====== Material for this exercise
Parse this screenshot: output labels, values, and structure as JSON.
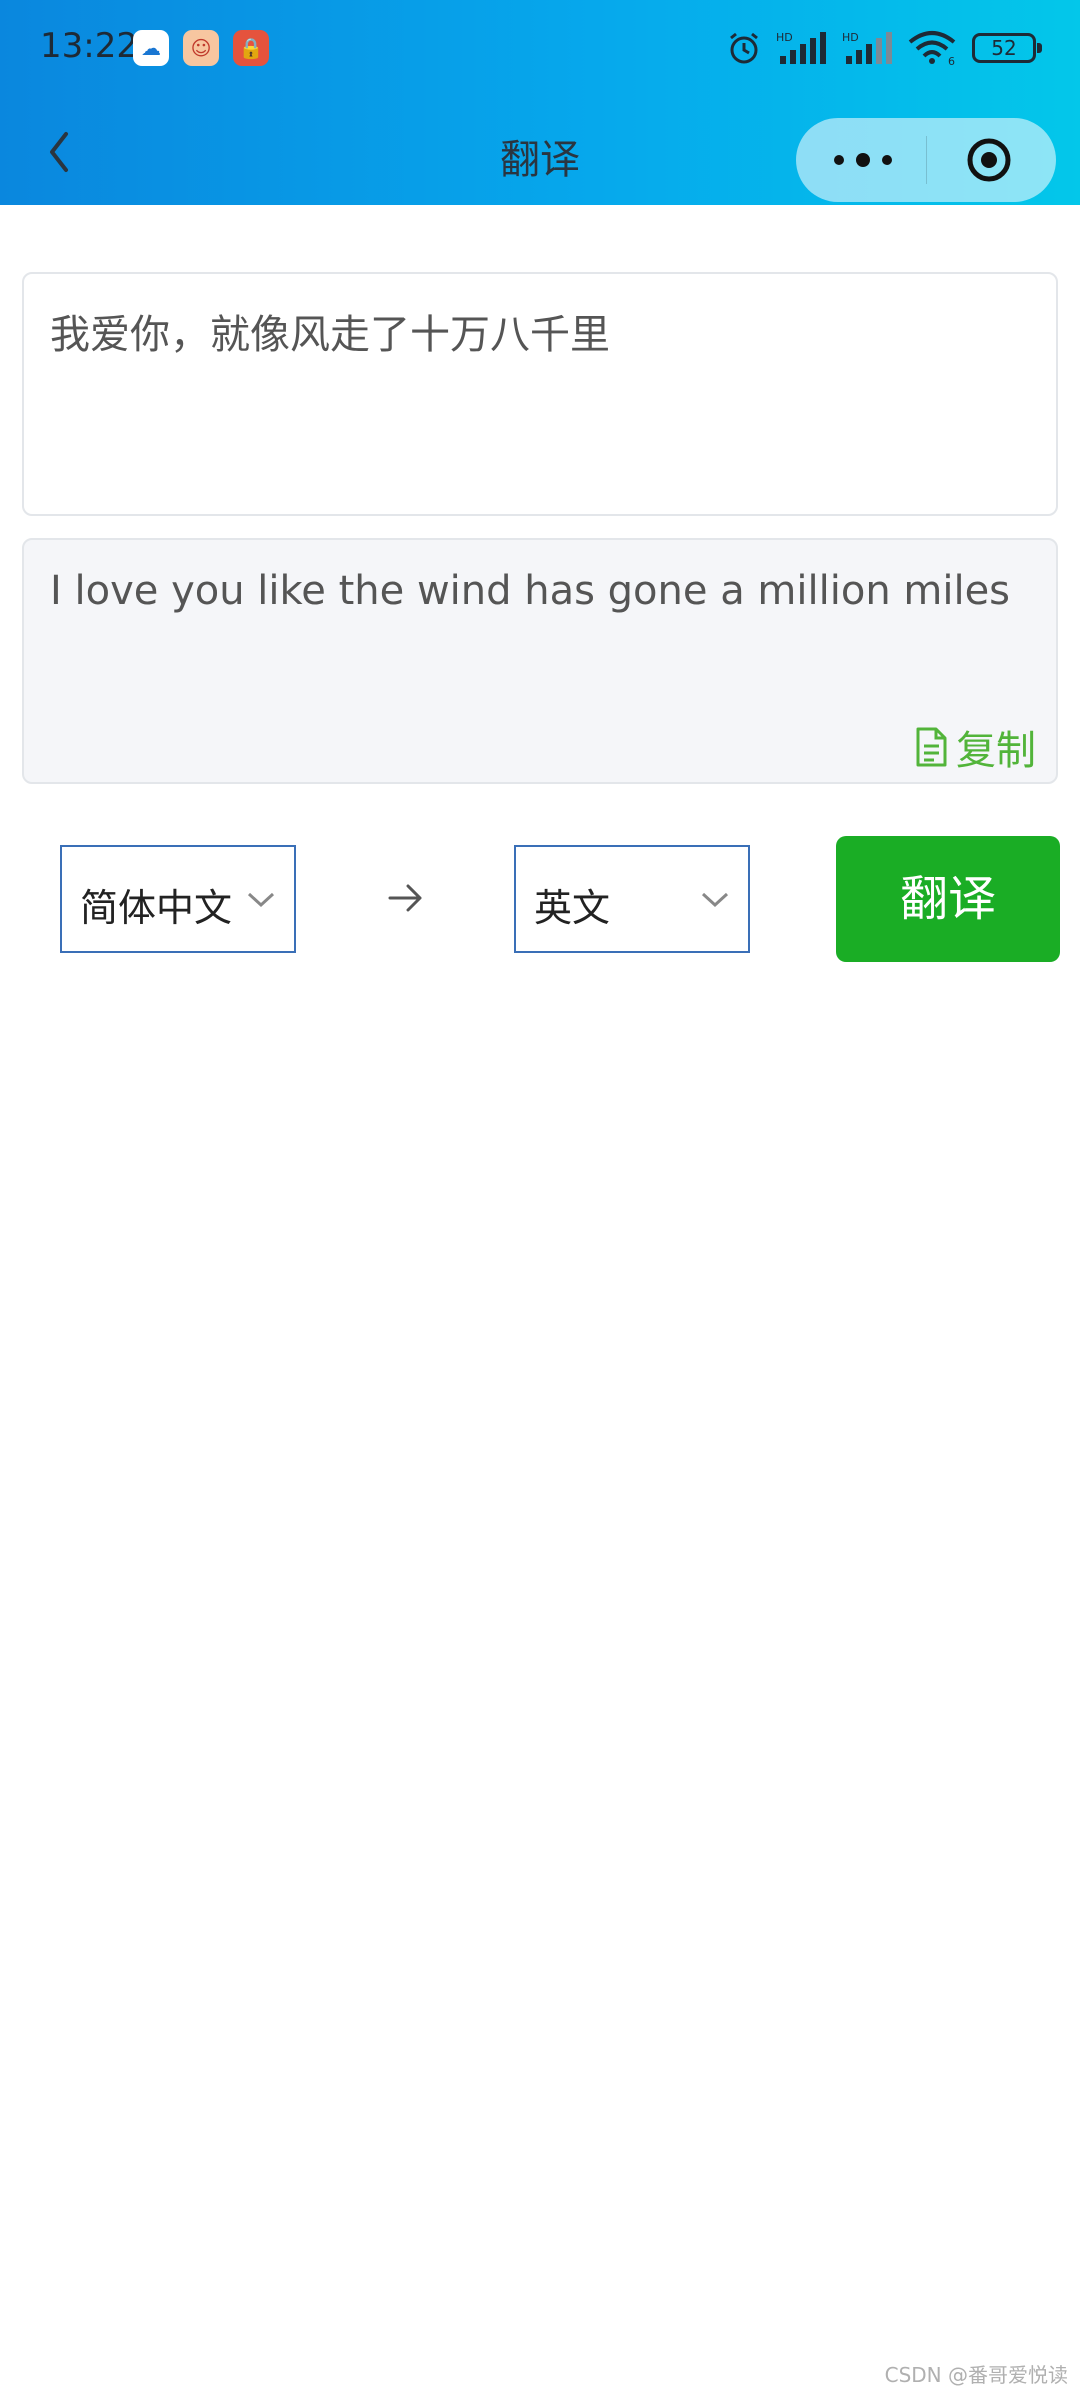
{
  "status_bar": {
    "time": "13:22",
    "battery": "52",
    "signal_label_1": "HD",
    "signal_label_2": "HD",
    "wifi_sub": "6"
  },
  "nav": {
    "title": "翻译"
  },
  "input": {
    "value": "我爱你，就像风走了十万八千里"
  },
  "output": {
    "value": "I love you like the wind has gone a million miles",
    "copy_label": "复制"
  },
  "controls": {
    "from_language": "简体中文",
    "to_language": "英文",
    "translate_label": "翻译"
  },
  "watermark": "CSDN @番哥爱悦读",
  "colors": {
    "accent_green": "#1aad25",
    "copy_green": "#52b43a",
    "select_border": "#3a6fb7",
    "header_start": "#0a87de",
    "header_end": "#03c7ea"
  }
}
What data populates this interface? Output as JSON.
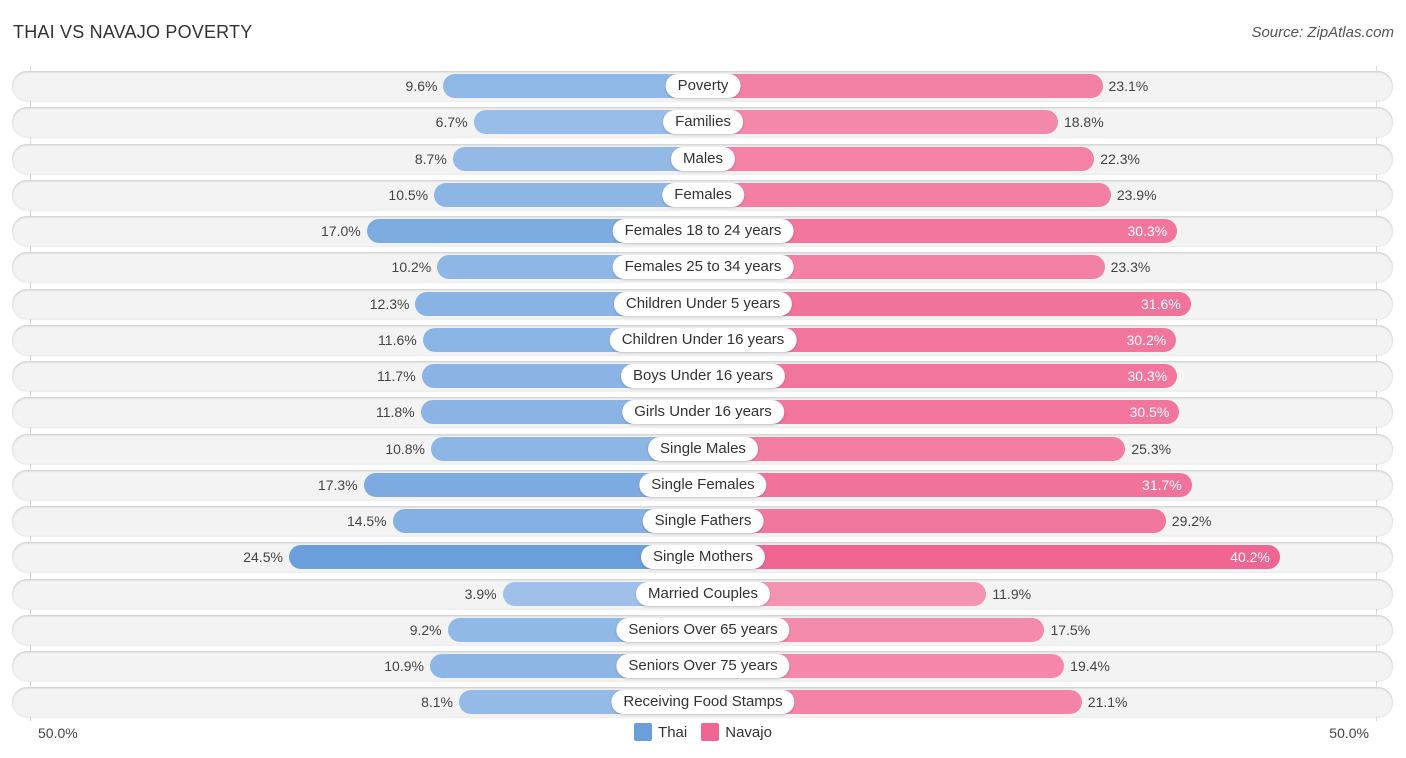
{
  "header": {
    "title": "THAI VS NAVAJO POVERTY",
    "source": "Source: ZipAtlas.com"
  },
  "colors": {
    "thai": "#6a9fdc",
    "thai_light": "#a9c8ec",
    "navajo": "#f06592",
    "navajo_light": "#f7a6c0"
  },
  "chart_data": {
    "type": "bar",
    "orientation": "horizontal-diverging",
    "title": "THAI VS NAVAJO POVERTY",
    "categories": [
      "Poverty",
      "Families",
      "Males",
      "Females",
      "Females 18 to 24 years",
      "Females 25 to 34 years",
      "Children Under 5 years",
      "Children Under 16 years",
      "Boys Under 16 years",
      "Girls Under 16 years",
      "Single Males",
      "Single Females",
      "Single Fathers",
      "Single Mothers",
      "Married Couples",
      "Seniors Over 65 years",
      "Seniors Over 75 years",
      "Receiving Food Stamps"
    ],
    "series": [
      {
        "name": "Thai",
        "values": [
          9.6,
          6.7,
          8.7,
          10.5,
          17.0,
          10.2,
          12.3,
          11.6,
          11.7,
          11.8,
          10.8,
          17.3,
          14.5,
          24.5,
          3.9,
          9.2,
          10.9,
          8.1
        ],
        "labels": [
          "9.6%",
          "6.7%",
          "8.7%",
          "10.5%",
          "17.0%",
          "10.2%",
          "12.3%",
          "11.6%",
          "11.7%",
          "11.8%",
          "10.8%",
          "17.3%",
          "14.5%",
          "24.5%",
          "3.9%",
          "9.2%",
          "10.9%",
          "8.1%"
        ]
      },
      {
        "name": "Navajo",
        "values": [
          23.1,
          18.8,
          22.3,
          23.9,
          30.3,
          23.3,
          31.6,
          30.2,
          30.3,
          30.5,
          25.3,
          31.7,
          29.2,
          40.2,
          11.9,
          17.5,
          19.4,
          21.1
        ],
        "labels": [
          "23.1%",
          "18.8%",
          "22.3%",
          "23.9%",
          "30.3%",
          "23.3%",
          "31.6%",
          "30.2%",
          "30.3%",
          "30.5%",
          "25.3%",
          "31.7%",
          "29.2%",
          "40.2%",
          "11.9%",
          "17.5%",
          "19.4%",
          "21.1%"
        ]
      }
    ],
    "axis": {
      "left_label": "50.0%",
      "right_label": "50.0%",
      "range": [
        0,
        50
      ]
    },
    "legend": {
      "position": "bottom-center",
      "items": [
        "Thai",
        "Navajo"
      ]
    },
    "grid": false
  }
}
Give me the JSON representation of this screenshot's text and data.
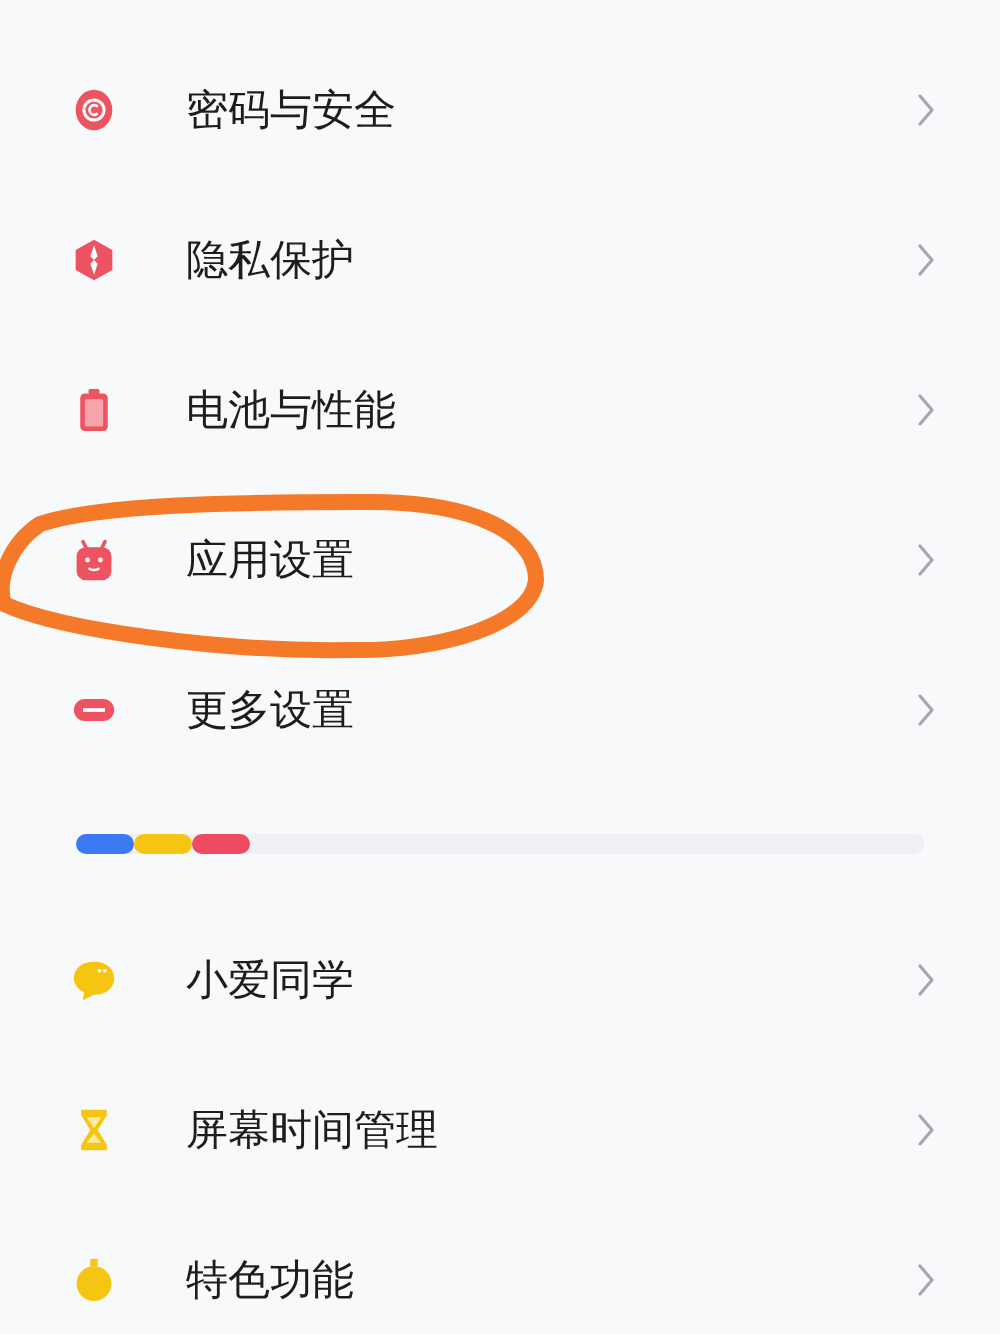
{
  "groups": [
    {
      "items": [
        {
          "label": "密码与安全",
          "kind": "lock",
          "color": "#ee5361"
        },
        {
          "label": "隐私保护",
          "kind": "shield",
          "color": "#ee5361"
        },
        {
          "label": "电池与性能",
          "kind": "battery",
          "color": "#ee5361"
        },
        {
          "label": "应用设置",
          "kind": "android",
          "color": "#ee5361"
        },
        {
          "label": "更多设置",
          "kind": "pill",
          "color": "#ee5361"
        }
      ]
    },
    {
      "items": [
        {
          "label": "小爱同学",
          "kind": "chat",
          "color": "#f6c512"
        },
        {
          "label": "屏幕时间管理",
          "kind": "hourglass",
          "color": "#f6c512"
        },
        {
          "label": "特色功能",
          "kind": "flask",
          "color": "#f6c512"
        }
      ]
    }
  ],
  "divider": {
    "segments": [
      {
        "color": "#3b7af2"
      },
      {
        "color": "#f6c512"
      },
      {
        "color": "#ee4a62"
      }
    ]
  },
  "annotation": {
    "kind": "circle",
    "color": "#f47a2a"
  }
}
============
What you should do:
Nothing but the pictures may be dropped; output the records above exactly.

Problem solution:
Parse this screenshot: output labels, values, and structure as JSON.
{
  "status_bar": {
    "time": "13:22",
    "battery": "52",
    "signal_label_1": "HD",
    "signal_label_2": "HD",
    "wifi_sub": "6"
  },
  "nav": {
    "title": "翻译"
  },
  "input": {
    "value": "我爱你，就像风走了十万八千里"
  },
  "output": {
    "value": "I love you like the wind has gone a million miles",
    "copy_label": "复制"
  },
  "controls": {
    "from_language": "简体中文",
    "to_language": "英文",
    "translate_label": "翻译"
  },
  "watermark": "CSDN @番哥爱悦读",
  "colors": {
    "accent_green": "#1aad25",
    "copy_green": "#52b43a",
    "select_border": "#3a6fb7",
    "header_start": "#0a87de",
    "header_end": "#03c7ea"
  }
}
What data populates this interface? Output as JSON.
{
  "header": {
    "title": "THAI VS NAVAJO POVERTY",
    "source": "Source: ZipAtlas.com"
  },
  "colors": {
    "thai": "#6a9fdc",
    "thai_light": "#a9c8ec",
    "navajo": "#f06592",
    "navajo_light": "#f7a6c0"
  },
  "chart_data": {
    "type": "bar",
    "orientation": "horizontal-diverging",
    "title": "THAI VS NAVAJO POVERTY",
    "categories": [
      "Poverty",
      "Families",
      "Males",
      "Females",
      "Females 18 to 24 years",
      "Females 25 to 34 years",
      "Children Under 5 years",
      "Children Under 16 years",
      "Boys Under 16 years",
      "Girls Under 16 years",
      "Single Males",
      "Single Females",
      "Single Fathers",
      "Single Mothers",
      "Married Couples",
      "Seniors Over 65 years",
      "Seniors Over 75 years",
      "Receiving Food Stamps"
    ],
    "series": [
      {
        "name": "Thai",
        "values": [
          9.6,
          6.7,
          8.7,
          10.5,
          17.0,
          10.2,
          12.3,
          11.6,
          11.7,
          11.8,
          10.8,
          17.3,
          14.5,
          24.5,
          3.9,
          9.2,
          10.9,
          8.1
        ],
        "labels": [
          "9.6%",
          "6.7%",
          "8.7%",
          "10.5%",
          "17.0%",
          "10.2%",
          "12.3%",
          "11.6%",
          "11.7%",
          "11.8%",
          "10.8%",
          "17.3%",
          "14.5%",
          "24.5%",
          "3.9%",
          "9.2%",
          "10.9%",
          "8.1%"
        ]
      },
      {
        "name": "Navajo",
        "values": [
          23.1,
          18.8,
          22.3,
          23.9,
          30.3,
          23.3,
          31.6,
          30.2,
          30.3,
          30.5,
          25.3,
          31.7,
          29.2,
          40.2,
          11.9,
          17.5,
          19.4,
          21.1
        ],
        "labels": [
          "23.1%",
          "18.8%",
          "22.3%",
          "23.9%",
          "30.3%",
          "23.3%",
          "31.6%",
          "30.2%",
          "30.3%",
          "30.5%",
          "25.3%",
          "31.7%",
          "29.2%",
          "40.2%",
          "11.9%",
          "17.5%",
          "19.4%",
          "21.1%"
        ]
      }
    ],
    "axis": {
      "left_label": "50.0%",
      "right_label": "50.0%",
      "range": [
        0,
        50
      ]
    },
    "legend": {
      "position": "bottom-center",
      "items": [
        "Thai",
        "Navajo"
      ]
    },
    "grid": false
  }
}
Give me the JSON representation of this screenshot's text and data.
{
  "groups": [
    {
      "items": [
        {
          "label": "密码与安全",
          "kind": "lock",
          "color": "#ee5361"
        },
        {
          "label": "隐私保护",
          "kind": "shield",
          "color": "#ee5361"
        },
        {
          "label": "电池与性能",
          "kind": "battery",
          "color": "#ee5361"
        },
        {
          "label": "应用设置",
          "kind": "android",
          "color": "#ee5361"
        },
        {
          "label": "更多设置",
          "kind": "pill",
          "color": "#ee5361"
        }
      ]
    },
    {
      "items": [
        {
          "label": "小爱同学",
          "kind": "chat",
          "color": "#f6c512"
        },
        {
          "label": "屏幕时间管理",
          "kind": "hourglass",
          "color": "#f6c512"
        },
        {
          "label": "特色功能",
          "kind": "flask",
          "color": "#f6c512"
        }
      ]
    }
  ],
  "divider": {
    "segments": [
      {
        "color": "#3b7af2"
      },
      {
        "color": "#f6c512"
      },
      {
        "color": "#ee4a62"
      }
    ]
  },
  "annotation": {
    "kind": "circle",
    "color": "#f47a2a"
  }
}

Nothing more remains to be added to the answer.